Write out the entries exactly. None of the pictures should appear in the copy.

(Interface dataset entries)
====================

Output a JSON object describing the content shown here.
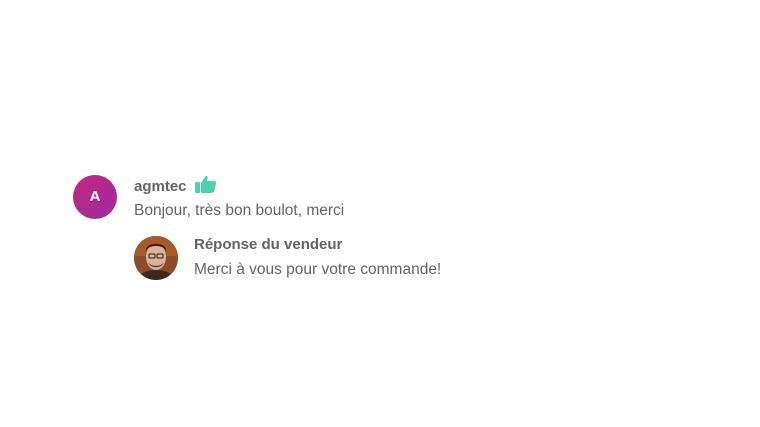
{
  "review": {
    "avatar_letter": "A",
    "username": "agmtec",
    "rating_icon": "thumbs-up-icon",
    "text": "Bonjour, très bon boulot, merci",
    "seller_reply": {
      "avatar_icon": "seller-photo",
      "heading": "Réponse du vendeur",
      "text": "Merci à vous pour votre commande!"
    }
  },
  "colors": {
    "avatar_bg": "#b9288f",
    "thumb": "#4fd1b0",
    "text": "#62646a"
  }
}
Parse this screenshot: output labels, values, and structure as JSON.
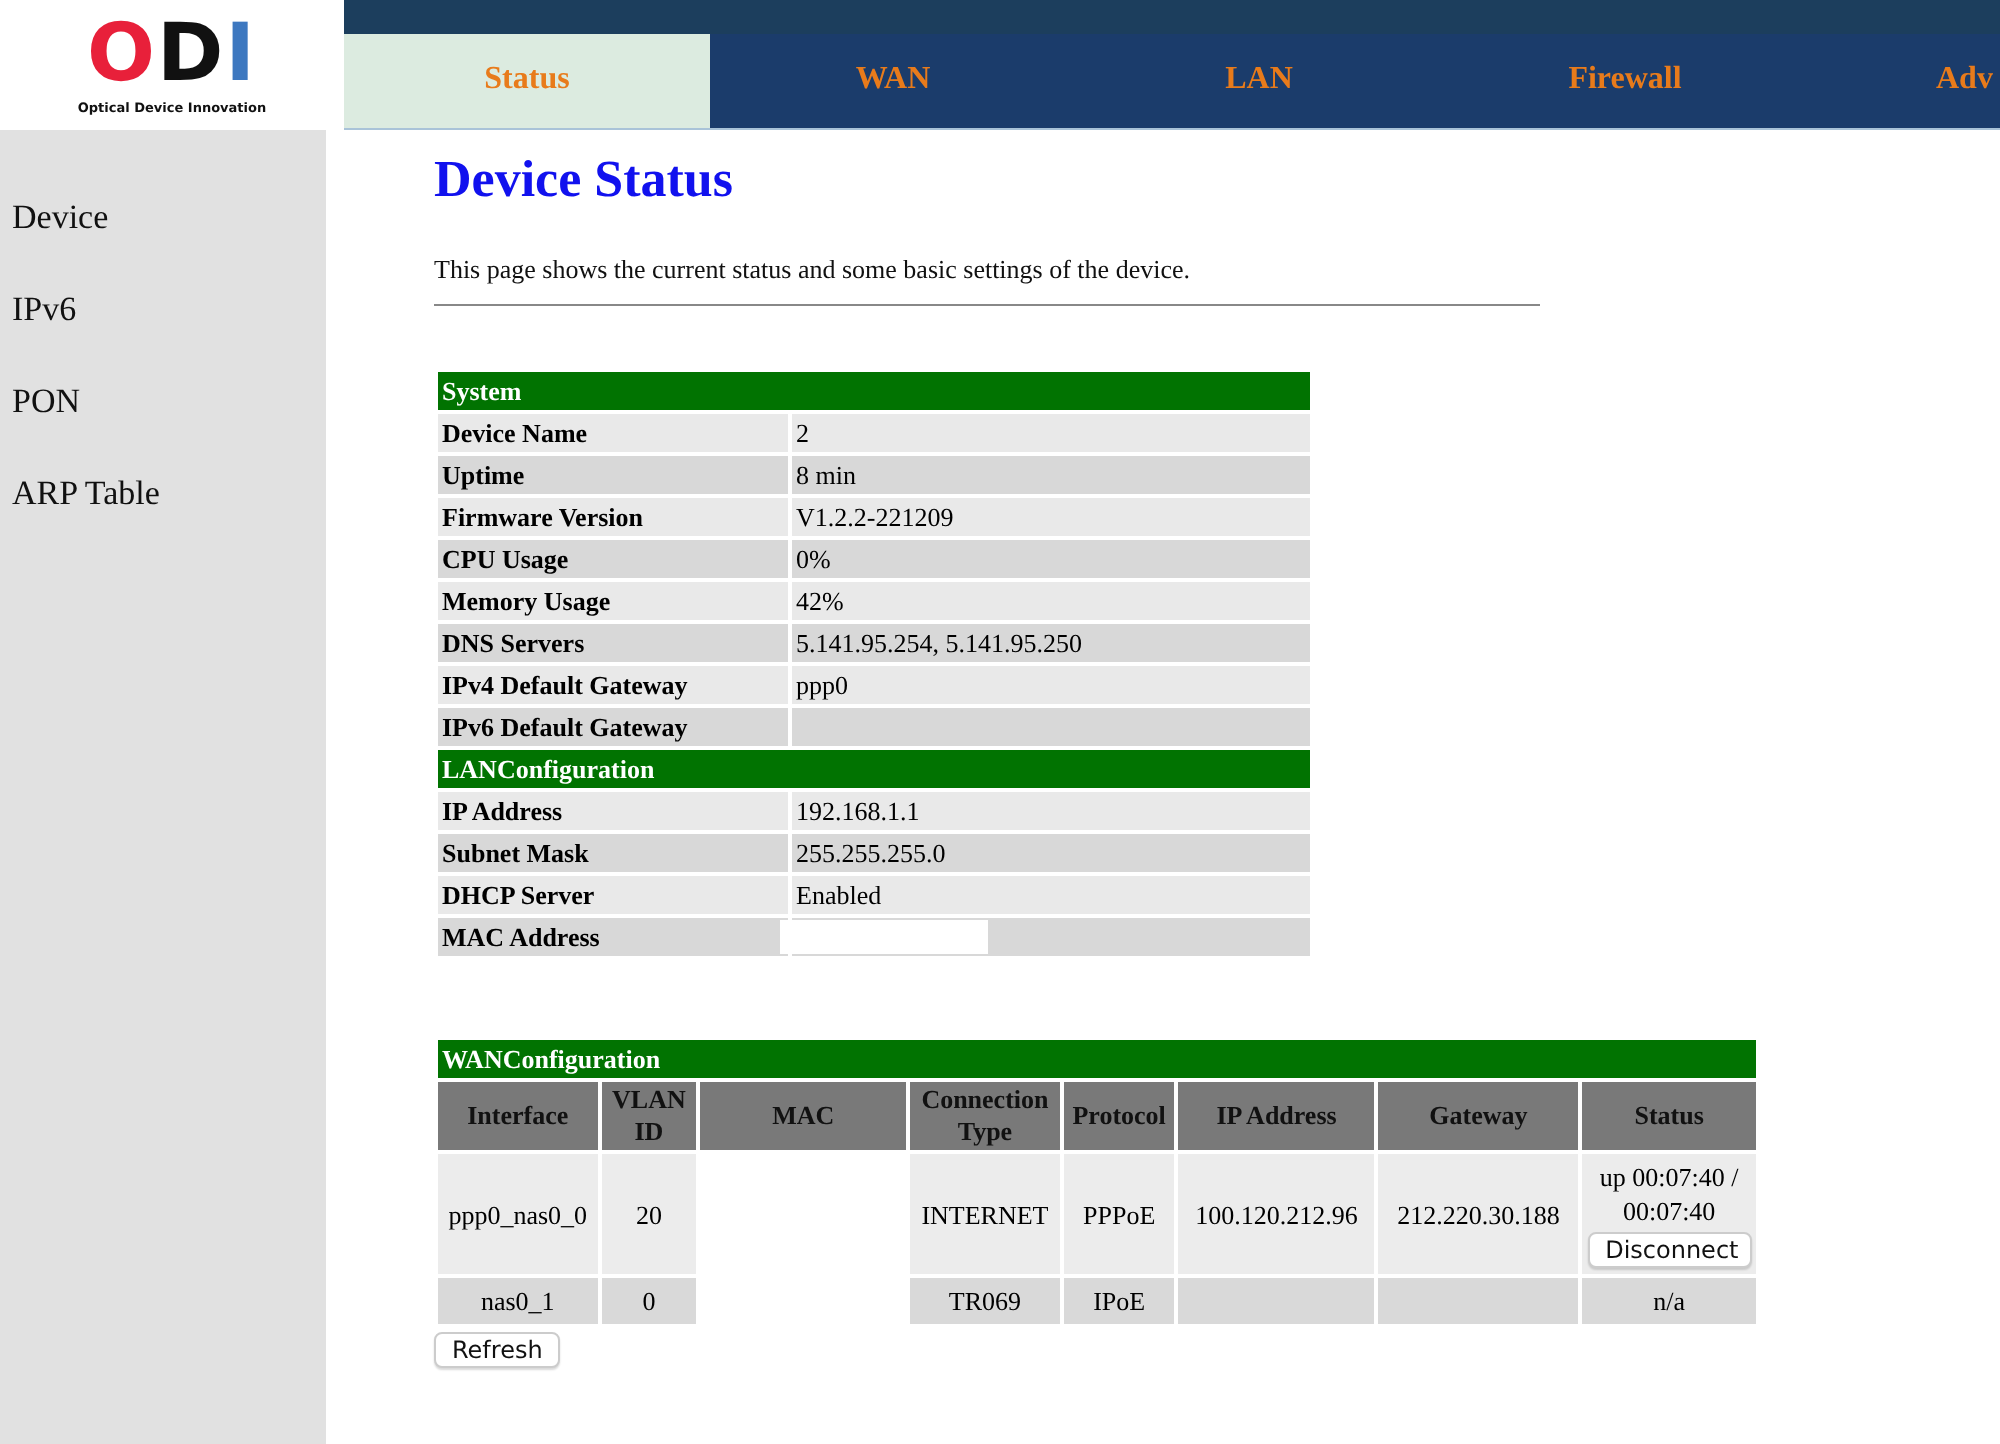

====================

* [ANSWER FOR THE TASK]:
Output a JSON object describing the content shown here.
{
  "review": {
    "avatar_letter": "A",
    "username": "agmtec",
    "rating_icon": "thumbs-up-icon",
    "text": "Bonjour, très bon boulot, merci",
    "seller_reply": {
      "avatar_icon": "seller-photo",
      "heading": "Réponse du vendeur",
      "text": "Merci à vous pour votre commande!"
    }
  },
  "colors": {
    "avatar_bg": "#b9288f",
    "thumb": "#4fd1b0",
    "text": "#62646a"
  }
}
Parse this screenshot: output labels, values, and structure as JSON.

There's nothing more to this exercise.